PROBLEM TO SOLVE - Would you copy all lines in the data that contain the word "dịch"?

SUPPLIED DATA -
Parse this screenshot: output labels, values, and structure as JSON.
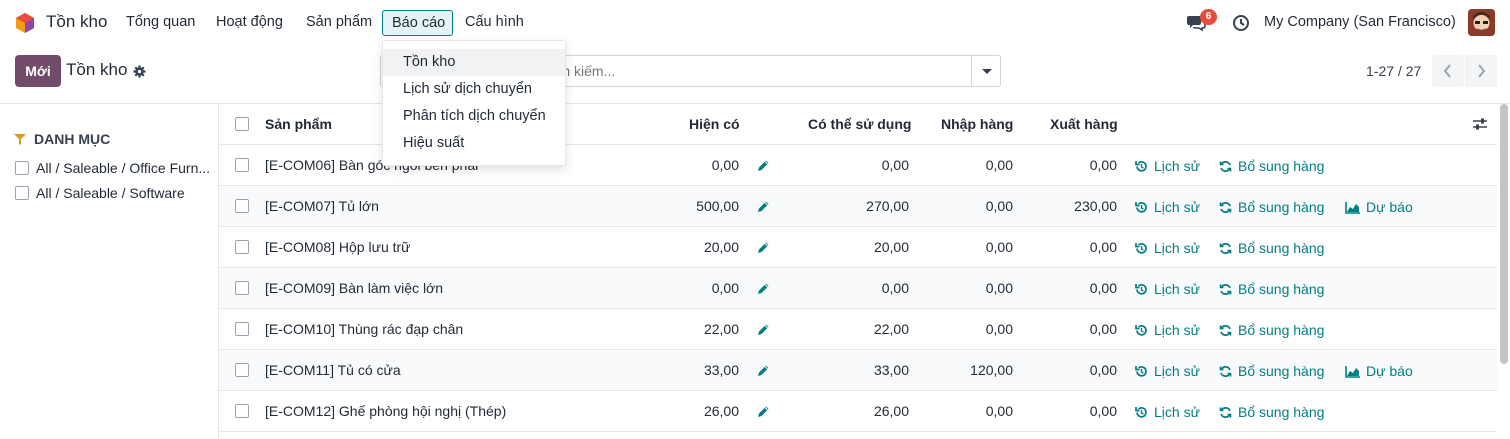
{
  "navbar": {
    "app_name": "Tồn kho",
    "menu": [
      "Tổng quan",
      "Hoạt động",
      "Sản phẩm",
      "Báo cáo",
      "Cấu hình"
    ],
    "active_menu": "Báo cáo",
    "chat_badge": "6",
    "company": "My Company (San Francisco)",
    "icons": {
      "logo": "inventory-logo-icon",
      "chat": "chat-icon",
      "activity": "clock-icon"
    }
  },
  "control_panel": {
    "new_button": "Mới",
    "breadcrumb": "Tồn kho",
    "search_placeholder": "Tìm kiếm...",
    "pager": "1-27 / 27"
  },
  "report_menu": {
    "items": [
      "Tồn kho",
      "Lịch sử dịch chuyển",
      "Phân tích dịch chuyển",
      "Hiệu suất"
    ],
    "highlighted": "Tồn kho"
  },
  "side_panel": {
    "title": "DANH MỤC",
    "items": [
      "All / Saleable / Office Furn...",
      "All / Saleable / Software"
    ]
  },
  "table": {
    "headers": {
      "product": "Sản phẩm",
      "on_hand": "Hiện có",
      "available": "Có thể sử dụng",
      "incoming": "Nhập hàng",
      "outgoing": "Xuất hàng"
    },
    "actions": {
      "history": "Lịch sử",
      "replenish": "Bổ sung hàng",
      "forecast": "Dự báo"
    },
    "rows": [
      {
        "product": "[E-COM06] Bàn góc ngồi bên phải",
        "on_hand": "0,00",
        "available": "0,00",
        "incoming": "0,00",
        "outgoing": "0,00",
        "forecast": false
      },
      {
        "product": "[E-COM07] Tủ lớn",
        "on_hand": "500,00",
        "available": "270,00",
        "incoming": "0,00",
        "outgoing": "230,00",
        "forecast": true
      },
      {
        "product": "[E-COM08] Hộp lưu trữ",
        "on_hand": "20,00",
        "available": "20,00",
        "incoming": "0,00",
        "outgoing": "0,00",
        "forecast": false
      },
      {
        "product": "[E-COM09] Bàn làm việc lớn",
        "on_hand": "0,00",
        "available": "0,00",
        "incoming": "0,00",
        "outgoing": "0,00",
        "forecast": false
      },
      {
        "product": "[E-COM10] Thùng rác đạp chân",
        "on_hand": "22,00",
        "available": "22,00",
        "incoming": "0,00",
        "outgoing": "0,00",
        "forecast": false
      },
      {
        "product": "[E-COM11] Tủ có cửa",
        "on_hand": "33,00",
        "available": "33,00",
        "incoming": "120,00",
        "outgoing": "0,00",
        "forecast": true
      },
      {
        "product": "[E-COM12] Ghế phòng hội nghị (Thép)",
        "on_hand": "26,00",
        "available": "26,00",
        "incoming": "0,00",
        "outgoing": "0,00",
        "forecast": false
      }
    ]
  }
}
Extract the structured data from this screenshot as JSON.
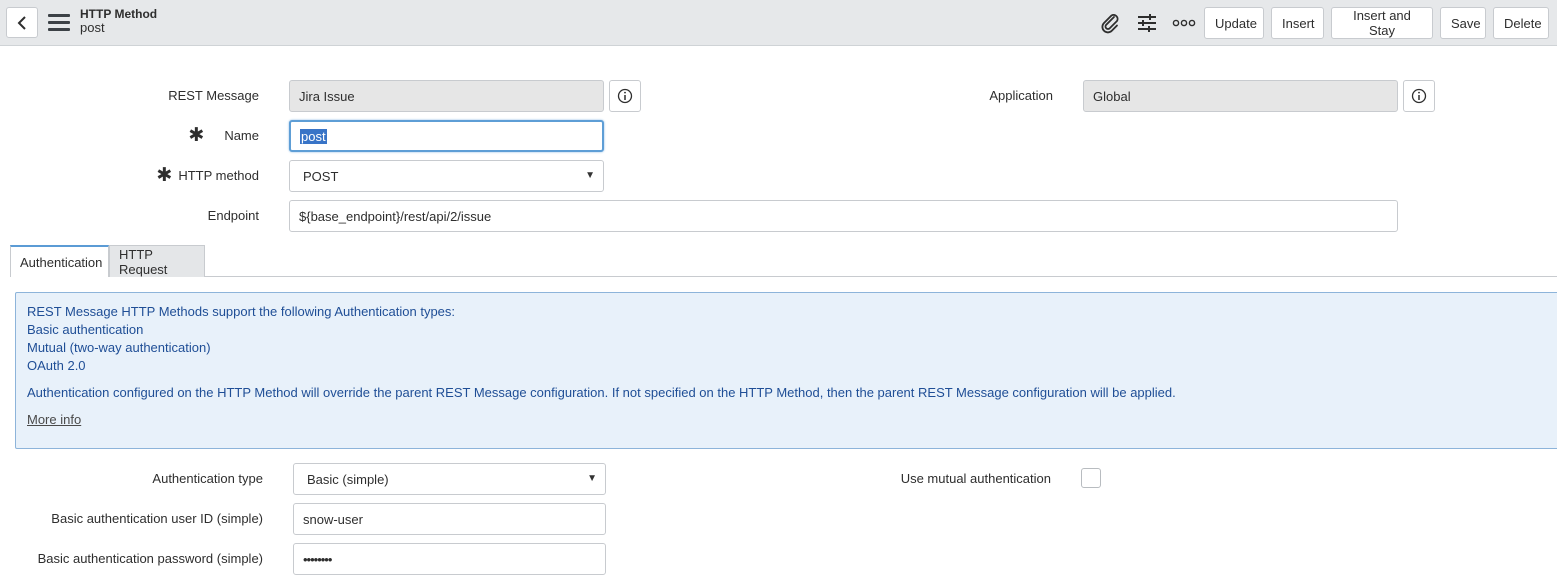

RESULT OF THE EXERCISE -
      "Lịch sử dịch chuyển",
      "Phân tích dịch chuyển",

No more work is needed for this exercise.